Posture and Loading
In a signature paper by Broom et al. 1 these authors set out to investigate the effects of complex posture within the act of loading.
They used thirty seven motion segments of ovine lumbar spines and subjected them to compressive loading to simulate the event that a human may experience when they bend and twist while lifting a heavy object. What they found was the more complex (meaning more rotation) the angles were, the more likely they saw ruptures within the intervertebral disc.
These injuries were looked at with microstructural analysis with light microscopy and they saw pockets of nucleus pulposus between the annulus fibrous with evidence of delamination. They saw convoluted paths of injury which displaced the nucleus more so in the complex loading environment. They also saw how the nucleus tracked laterally and then in a circumferential pattern.

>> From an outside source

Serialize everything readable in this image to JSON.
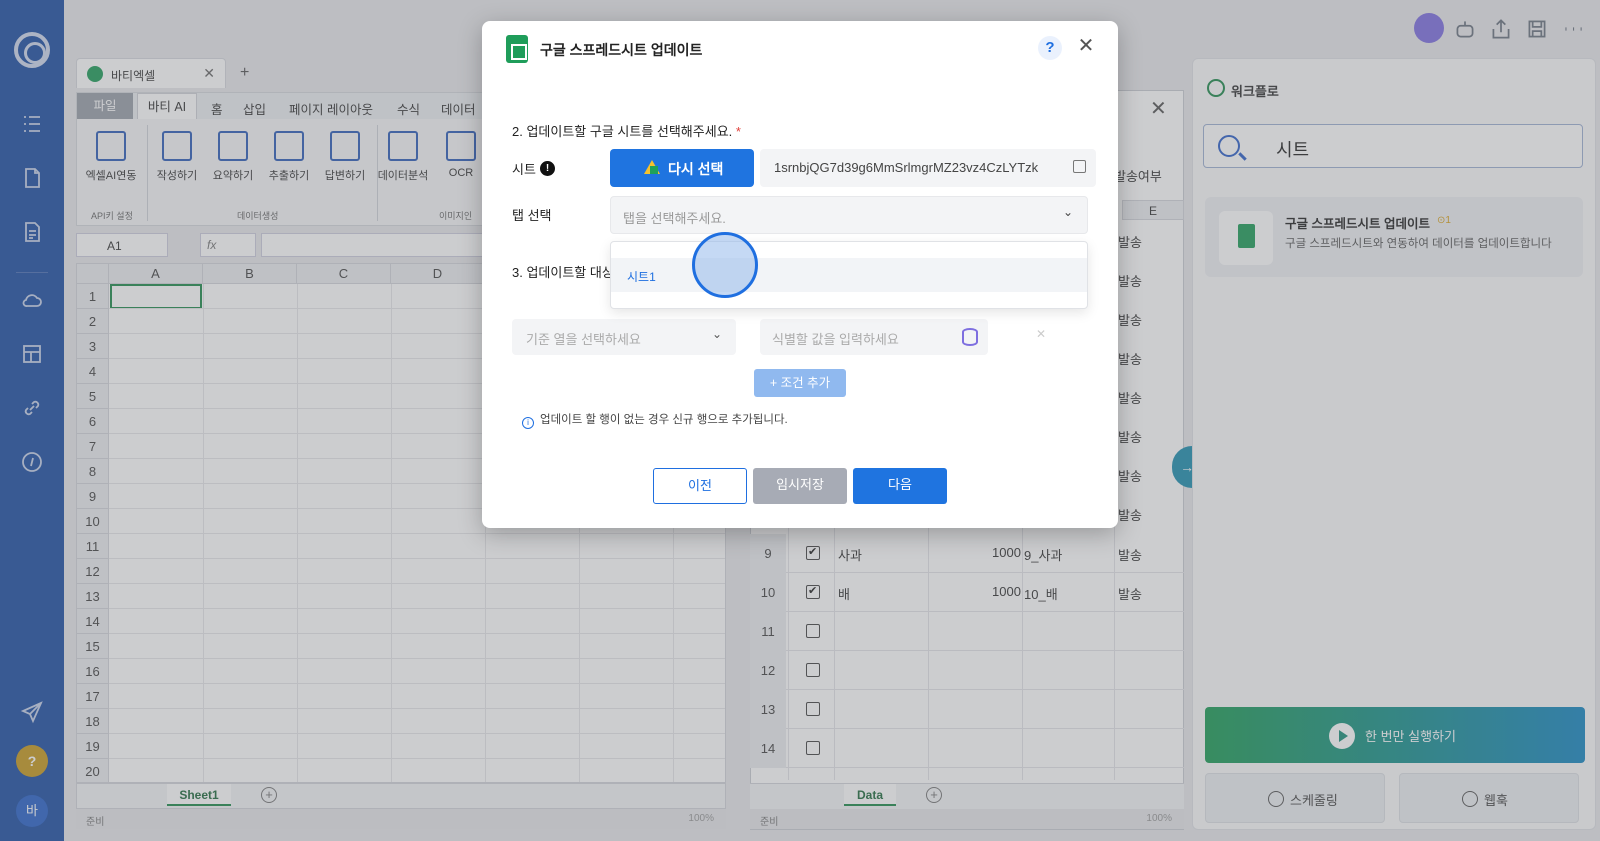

The authors concluded that postures do matter when it comes to loading the disc. And their bottom line is to keep the spine square if you want to avoid an injury that relates to a disc herniation.